This 2016 release is an album of pleasant folk rock. Though some of the lyrics are darkish, as this is a post-relationship album, his style is so breezy that it reminds one more of John Denver than just about anyone else. And I think that says a lot about the extent to which you might like this album.
Mary Halvorson, Code Girl
Halvorson is an astounding guitarist and certified genius. I have seen her play three times and feel blessed by the music gods for this. Code Girl is a highly acclaimed 2018 album. But…I didn’t care for it much. The reason is pretty simple. I just don’t think jazz vocals work well with less than pretty music. Halvorson is hardly Wes Montgomery here. There’s a lot of atonality and tricky playing that doesn’t lend itself to voice. This is nothing against the skills of Amirtha Kidambi, the vocalist, not to mention the other fine players on this album. But it just doesn’t work for me as I find the vocalist quite distracting.
The Residents, Third Reich ‘n’ Roll
Why not check out the 1976 album by this nutty Shreveport by the way of the Bay Area avant-rock band? In theory, this could be cool. A cross between Frank Zappa and Negativland, The Residents created a pastiche of 60s rock music and commercials, blended it together, and released it as a satire on the music industry. Functionally though, it’s a one listen only album. Interesting as far as it goes, which would have gone farther for me in 1997 than 2020.
Juliana Hatfield, Whatever, My Love
I’ve gotten a lot of enjoyment out of going back and exploring Hatfield’s recent work of late. This is just another album of very fine indie guitar rock. Is there anything better than a good album of guitar rock? That’s a rhetorical question because the answer is no, there is nothing better. Hatfield always delivers, from strong to awesome. I don’t know that there’s anything on this 2015 album that quite matches her best work on 2017’s Pussycat (see especially “Rhinoceros,” about Melania having sex with Trump), but she once again put out an album anyone should want to hear.
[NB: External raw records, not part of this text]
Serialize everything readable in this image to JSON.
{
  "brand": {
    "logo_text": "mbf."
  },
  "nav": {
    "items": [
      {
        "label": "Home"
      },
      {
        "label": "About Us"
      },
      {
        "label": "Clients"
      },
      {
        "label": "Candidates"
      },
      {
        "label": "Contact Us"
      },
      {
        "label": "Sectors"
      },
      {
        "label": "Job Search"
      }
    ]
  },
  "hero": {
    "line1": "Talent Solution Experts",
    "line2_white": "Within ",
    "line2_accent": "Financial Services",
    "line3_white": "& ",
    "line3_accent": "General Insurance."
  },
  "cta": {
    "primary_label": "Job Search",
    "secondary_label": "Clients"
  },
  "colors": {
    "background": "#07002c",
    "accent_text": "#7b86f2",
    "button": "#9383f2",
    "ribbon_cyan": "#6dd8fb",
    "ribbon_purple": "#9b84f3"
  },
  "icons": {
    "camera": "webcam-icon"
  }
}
Julianna Barwick, Healing is a Miracle
I’ve long found Barwick’s work more interesting than compelling, operating in that (Steve) Reichian/Tangerine Dream/Eno/maybe a little medieval choir music world splitting classical composition with modern electronic soundscapes. I think lots of people have musicians where they feel like they really respect what they are hearing while also knowing they probably don’t need to hear the album again. This is how I often feel with Barwick, who is a very fine musician with a clear and successful vision that just doesn’t quite fit into my ears.
Joe Ely, Love in the Midst of Mayhem
The great Texan singer-songwriter Joe Ely decided to make a little money during COVID times by recording some songs that he had never gotten around to releasing. It’s OK I guess, but there’s a reason a lot of these songs never made it to an album. He wanted to put out an album that focused more on love songs so that people would feel good during these awful times. But that’s never really been his strength. Fine for fans.
Ibibio Sound Machine, Uyai
This British band that combines modern dance music with the African sounds that they grew up with as the children of immigrants is a lot of fun. This, their second album, from 2017, is a mostly great combination of these elements, with lyrics in both English and Ibibio. Occasionally, the electronics get a bit cheesy, which is the only real downside to this album, but Eno Williams is a great lead to the band and I could see making this a regular part of my life.
Luke Bell, self-titled
Bell, a country singer from Wyoming, got a little buzz for his 2016 self-titled album. He’s sort of a combination of outlaw country and the harmless though sometimes corny humor of Roger Miller. As far as throwback country artists goes, this is fine, but not exceptional. It’s nice to hear something that isn’t about drinking and other bad behavior from a retro artist who only sees Waylon and Willie and Merle as his touchstones. Doesn’t seem as he has released an album since, a sign of just how hard it is to make even a modest career in the music industry work.
As always, this is an open thread for all things music and art and definitely no politics or disease.